The downside of electronic kits is that they need to be amplified to be heard. While you could take an acoustic kit into an open field and play as much as you want, an electronic kit would require an extension lead for power and an amplifier to hear what you’re playing.
Here are some fantastic electronic kits to check out:
World Percussion Drums
World percussion refers to drums that originate from different countries. A lot of them are used in popular music, so they’re very commonly found in different music stores.
Here are a few world percussion drums with short descriptions:
Djembes – Djembes are African drums that have a long wooden shell with a drumhead made from animal skin. Some are rope-tuned, while others have synthetic drumheads and lugs that are similar to the ones found on acoustic drums.
Congas – Congas are Cuban drums with deep depths as well as tones. They’re very tall, and most percussionists play them in pairs. They’re used as the bass notes in a percussion rig.
Bongos – Bongos are also from Cuba, and they’re often paired with congas. They’re a lot smaller, and they produce short punchy tones. They always come in pairs, as the two congas are connected by a bridging hardware piece called the center block.
Taiko drums – Taiko drums are large drums from Japan. They have plenty of tradition behind them, and players use large mallets to play them while standing.
All orchestras have a percussion section, and percussionists have a wide variety of drums that they play. Timpani are the largest orchestral drums. They’re tunable drums that are played with mallets. They produce huge sounds.
Orchestral drummers also use snare drums that are sometimes a bit different from the standard snare drums found on acoustic kits. The same goes for the bass drum. A bass drum in an orchestra is a large drum that gets played on one side using a mallet.
Tongue Drums and Handpans
Tongue drums and handpans are relatively new drums compared to everything else listed. They became popular in the early 2000s, and they’ve become drums that many people use for meditative purposes.

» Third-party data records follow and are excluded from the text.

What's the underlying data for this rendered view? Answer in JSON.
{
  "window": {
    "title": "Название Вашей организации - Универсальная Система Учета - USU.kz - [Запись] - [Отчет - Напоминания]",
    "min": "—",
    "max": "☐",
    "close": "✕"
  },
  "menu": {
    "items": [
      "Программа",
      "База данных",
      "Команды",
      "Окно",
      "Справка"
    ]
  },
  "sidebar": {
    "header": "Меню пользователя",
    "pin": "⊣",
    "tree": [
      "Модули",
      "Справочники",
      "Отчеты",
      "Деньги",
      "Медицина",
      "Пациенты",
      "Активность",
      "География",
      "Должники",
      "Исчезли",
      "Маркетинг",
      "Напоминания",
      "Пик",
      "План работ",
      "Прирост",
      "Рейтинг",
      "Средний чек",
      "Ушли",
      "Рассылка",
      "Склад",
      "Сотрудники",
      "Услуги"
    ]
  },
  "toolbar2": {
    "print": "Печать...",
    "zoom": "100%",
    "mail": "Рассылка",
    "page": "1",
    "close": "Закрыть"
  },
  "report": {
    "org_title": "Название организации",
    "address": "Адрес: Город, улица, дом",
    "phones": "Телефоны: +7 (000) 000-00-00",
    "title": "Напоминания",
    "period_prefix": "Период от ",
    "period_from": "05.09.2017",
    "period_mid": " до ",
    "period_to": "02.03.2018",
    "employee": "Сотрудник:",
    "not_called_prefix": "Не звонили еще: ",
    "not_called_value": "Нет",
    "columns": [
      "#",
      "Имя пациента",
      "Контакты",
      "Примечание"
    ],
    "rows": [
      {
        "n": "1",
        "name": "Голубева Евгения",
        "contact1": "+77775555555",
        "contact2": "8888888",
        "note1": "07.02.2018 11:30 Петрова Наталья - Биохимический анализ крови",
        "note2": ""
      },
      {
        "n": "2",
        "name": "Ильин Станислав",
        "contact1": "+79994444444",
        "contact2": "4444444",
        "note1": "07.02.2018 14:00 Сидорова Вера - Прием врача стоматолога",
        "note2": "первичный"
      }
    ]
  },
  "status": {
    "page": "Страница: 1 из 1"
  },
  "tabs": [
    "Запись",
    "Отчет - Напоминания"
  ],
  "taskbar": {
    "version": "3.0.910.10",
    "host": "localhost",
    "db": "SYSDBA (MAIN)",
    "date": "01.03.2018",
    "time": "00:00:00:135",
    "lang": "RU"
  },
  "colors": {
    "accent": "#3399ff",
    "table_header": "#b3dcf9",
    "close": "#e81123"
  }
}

Both have similar designs. They’re metal objects that you can place on your lap, and each one has a different musical scale that has been built into it. You tap different parts of the drums to get notes.
Handpans are a lot bigger, and their tones are richer and more detailed. Tongue drums are a lot cheaper, and you can play them with small mallets.
Final Thoughts on Types of Drums
The amazing thing about drums is that if you can play one of them, the other types are fairly easy to pick up. You should try out all the different types of drums if you can. You can play some amazing things on all of them.
Most people are either referred to as drummers or percussionists. If you play the drum set, you’re a drummer. If you play the other types of drums, you’re a percussionist. We’re all musicians, though!